TODAY |

Overseas investor associate fined over sensitive land deal

An overseas investor associate has been fined for not seeking consent to buy sensitive land in Auckland.

High Court generic image Source: rnz.co.nz

Land Information New Zealand released a statement today over the judgement of Clevedon Kawakawa Road Limited (CKRL) to pay $160,000 in penalties and $15,000 in costs for not seeking approval for a sensitive land purchase it made on behalf of an overseas investor.

It is the first time the court has considered a penalty against an associate of an overseas investor.

In February 2013 businessman Zhaorong Mai agreed to purchase two adjoining properties totalling just over 87 hectares in Clevedon.

The land is categorised as sensitive land as it is non-urban land exceeding five hectares and one of the properties adjoins the foreshore at Kauri Bay and Kahuru Point in Auckland.

According the judgement of Justice Katz, Mai is a Chinese citizen and not a resident of New Zealand. CKRL is a New Zealand company.

At the time of CKRL’s incorporation, and at all relevant times subsequently, Guanxing Zhong has owned 76 per cent of CKRL’s shares and has been the sole director of CKRL. Cong Zhang has owned the remaining 24 per cent of CKRL shares. 

Mai is a friend of Zhong and the de facto husband of Zhang.

The Overseas Investment Act states it is an"offence for an overseas person or an associate of an overseas person to give effect to an overseas investment without the consent required by the Act."

Mai nominated CKRL to complete the purchase before the transaction was settled.

CKRL has conceded it acted as Mai’s associate when it purchased the land and that it failed to seek Overseas Investment Office (OIO) consent, which is a breach of the Overseas Investment Act 2005.

Justice Katz said in her judgment: “CKRL’s culpability is not materially reduced by its associate status.

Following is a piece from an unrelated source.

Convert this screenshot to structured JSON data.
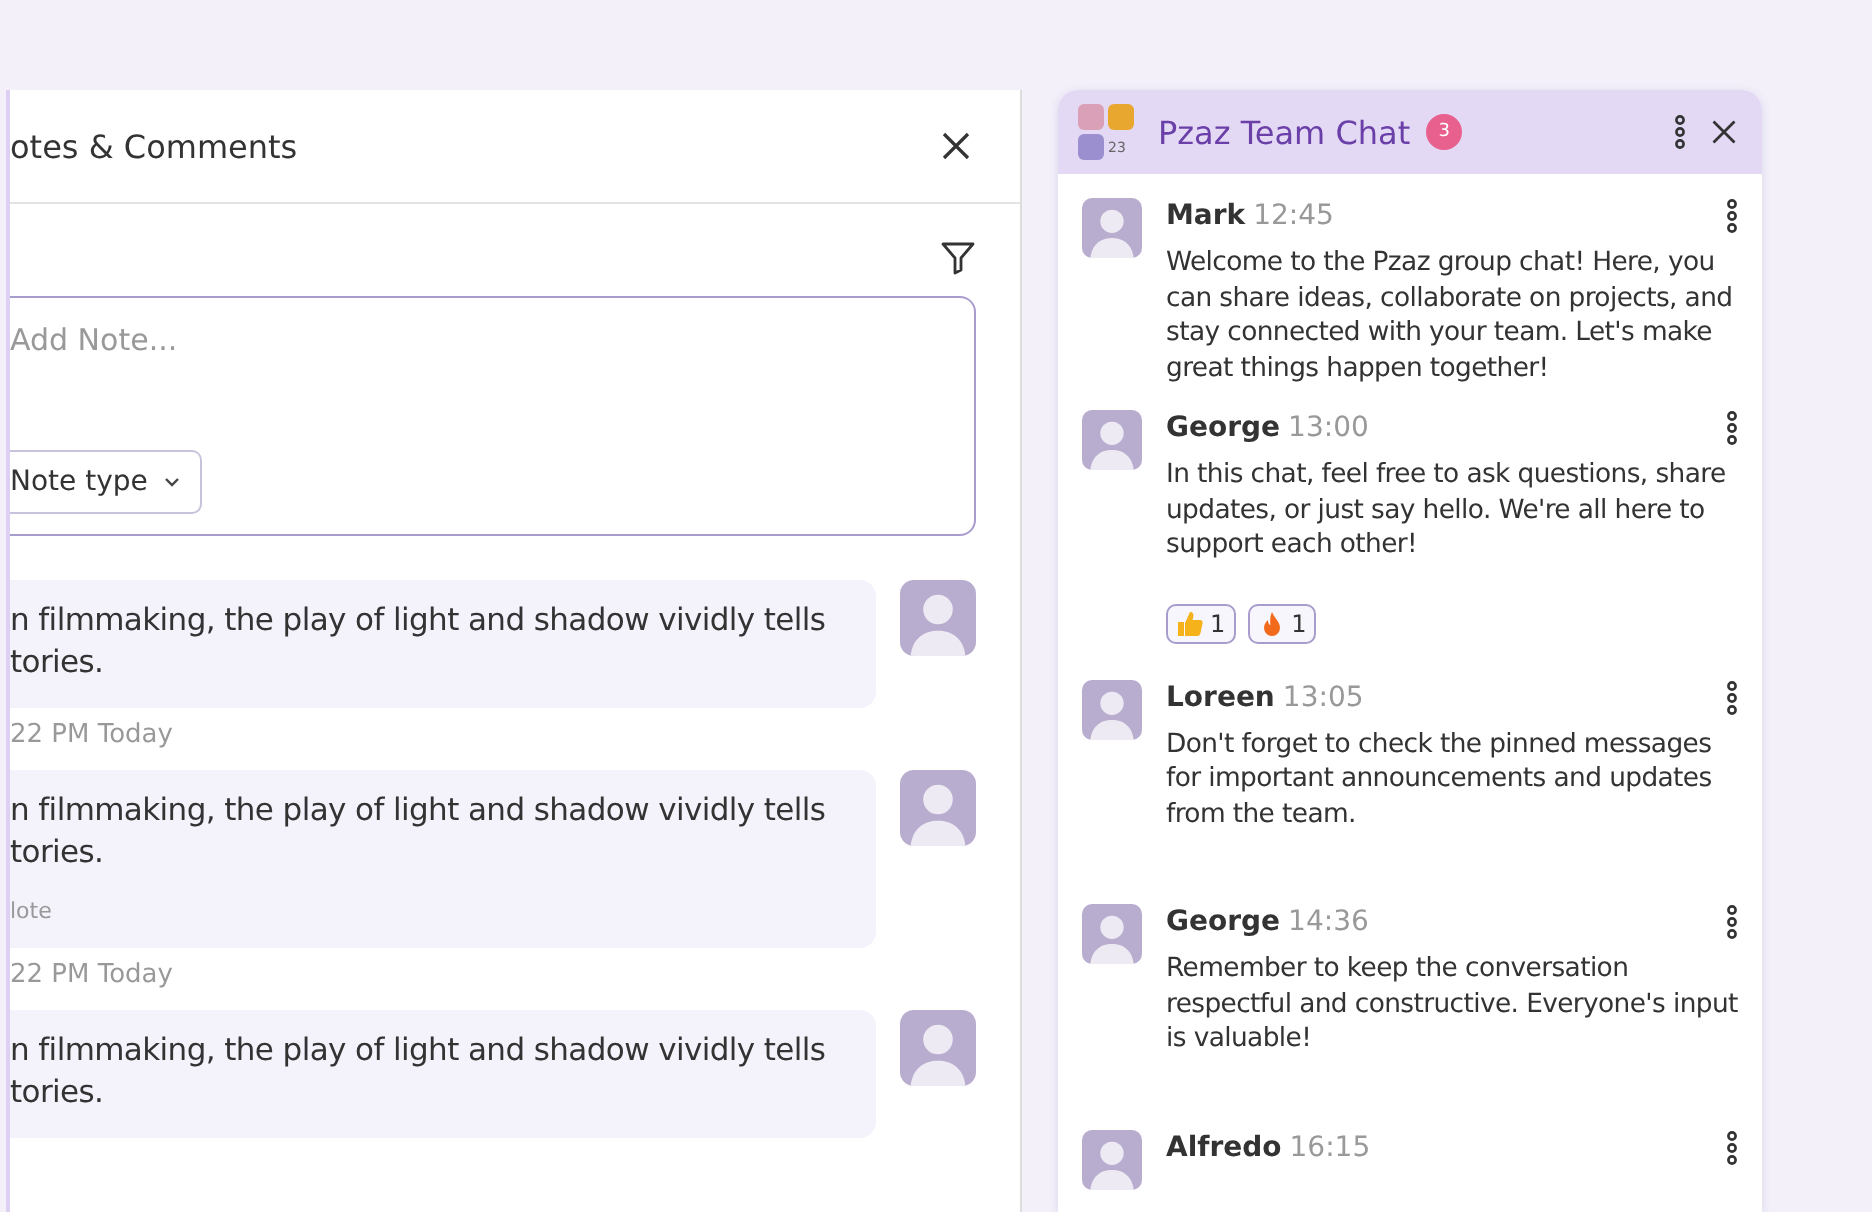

On the contrary, there is a strong need to deter breaches of the Act by associates of overseas persons, given that breaches of the Act by associates of overseas persons had the potential to alienate sensitive New Zealand land in a way that is potentially difficult to monitor and detect.”

OIO Group Manager Anna Wilson-Farrell says the regulator will pursue associates for breaches of the Act as actively as overseas investors directly making purchases.

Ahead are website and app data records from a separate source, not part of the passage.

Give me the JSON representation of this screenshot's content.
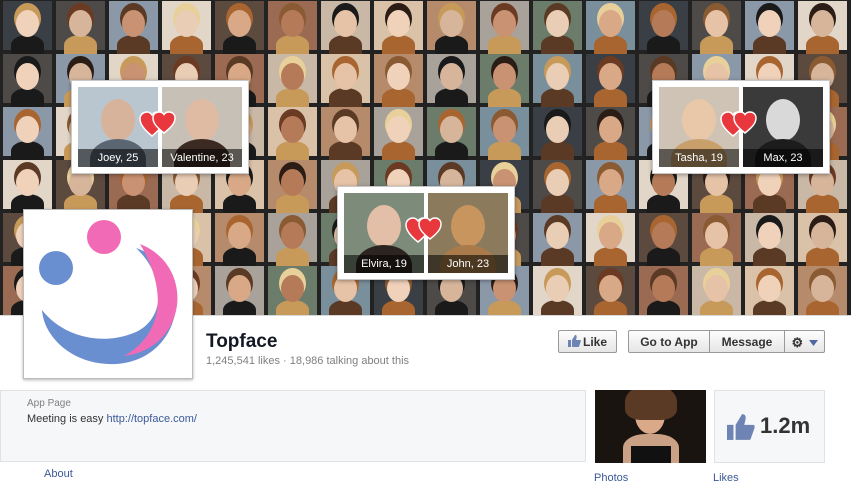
{
  "page": {
    "title": "Topface",
    "stats": "1,245,541 likes · 18,986 talking about this",
    "app_page_label": "App Page",
    "description_text": "Meeting is easy ",
    "description_link": "http://topface.com/"
  },
  "buttons": {
    "like": "Like",
    "go_to_app": "Go to App",
    "message": "Message"
  },
  "sections": {
    "about": "About",
    "photos": "Photos",
    "likes_label": "Likes",
    "likes_count": "1.2m"
  },
  "pairs": [
    {
      "left_name": "Joey, 25",
      "right_name": "Valentine, 23"
    },
    {
      "left_name": "Tasha, 19",
      "right_name": "Max, 23"
    },
    {
      "left_name": "Elvira, 19",
      "right_name": "John, 23"
    }
  ],
  "colors": {
    "link": "#3b5998",
    "logo_pink": "#f06ab5",
    "logo_blue": "#6a8fd1",
    "heart": "#e8373d"
  },
  "icons": {
    "like_button": "thumbs-up-icon",
    "gear_button": "gear-icon",
    "dropdown": "caret-down-icon",
    "likes_box": "thumbs-up-icon",
    "pair_match": "hearts-icon",
    "profile": "topface-logo"
  }
}
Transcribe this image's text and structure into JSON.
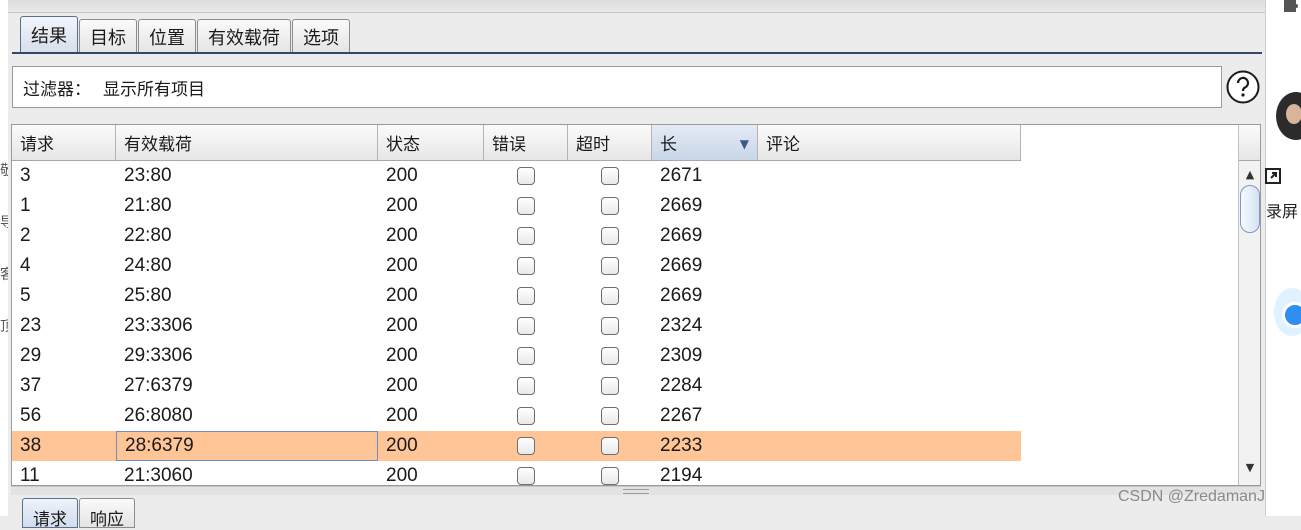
{
  "left_margin_glyphs": [
    "敬",
    "导",
    "客",
    "顶"
  ],
  "right_panel": {
    "screen_label": "录屏"
  },
  "tabs": [
    {
      "label": "结果",
      "active": true
    },
    {
      "label": "目标",
      "active": false
    },
    {
      "label": "位置",
      "active": false
    },
    {
      "label": "有效载荷",
      "active": false
    },
    {
      "label": "选项",
      "active": false
    }
  ],
  "filter": {
    "label": "过滤器：",
    "value": "显示所有项目"
  },
  "table": {
    "columns": [
      "请求",
      "有效载荷",
      "状态",
      "错误",
      "超时",
      "长",
      "评论"
    ],
    "sorted_column": "长",
    "sort_direction": "descending",
    "rows": [
      {
        "request": "3",
        "payload": "23:80",
        "status": "200",
        "error": false,
        "timeout": false,
        "length": "2671",
        "comment": ""
      },
      {
        "request": "1",
        "payload": "21:80",
        "status": "200",
        "error": false,
        "timeout": false,
        "length": "2669",
        "comment": ""
      },
      {
        "request": "2",
        "payload": "22:80",
        "status": "200",
        "error": false,
        "timeout": false,
        "length": "2669",
        "comment": ""
      },
      {
        "request": "4",
        "payload": "24:80",
        "status": "200",
        "error": false,
        "timeout": false,
        "length": "2669",
        "comment": ""
      },
      {
        "request": "5",
        "payload": "25:80",
        "status": "200",
        "error": false,
        "timeout": false,
        "length": "2669",
        "comment": ""
      },
      {
        "request": "23",
        "payload": "23:3306",
        "status": "200",
        "error": false,
        "timeout": false,
        "length": "2324",
        "comment": ""
      },
      {
        "request": "29",
        "payload": "29:3306",
        "status": "200",
        "error": false,
        "timeout": false,
        "length": "2309",
        "comment": ""
      },
      {
        "request": "37",
        "payload": "27:6379",
        "status": "200",
        "error": false,
        "timeout": false,
        "length": "2284",
        "comment": ""
      },
      {
        "request": "56",
        "payload": "26:8080",
        "status": "200",
        "error": false,
        "timeout": false,
        "length": "2267",
        "comment": ""
      },
      {
        "request": "38",
        "payload": "28:6379",
        "status": "200",
        "error": false,
        "timeout": false,
        "length": "2233",
        "comment": "",
        "selected": true
      },
      {
        "request": "11",
        "payload": "21:3060",
        "status": "200",
        "error": false,
        "timeout": false,
        "length": "2194",
        "comment": ""
      }
    ]
  },
  "bottom_tabs": [
    {
      "label": "请求",
      "active": true
    },
    {
      "label": "响应",
      "active": false
    }
  ],
  "watermark": "CSDN @ZredamanJ",
  "colors": {
    "selected_row": "#ffc597",
    "tab_underline": "#34466a",
    "sorted_header": "#c9d6e8"
  }
}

“It is a privilege for overseas people to invest in New Zealand and we will continue to investigate when investors fail to seek consent to buy sensitive land.

“This is the eleventh case in which the court has awarded penalties for the purchase of sensitive land without consent.

“We will continue to focus on the use of associate relationships as part of our ongoing compliance efforts, and we will take enforcement action whenever we see a breach of the Act. The court decision recognises this,“ says Wilson-Farrell.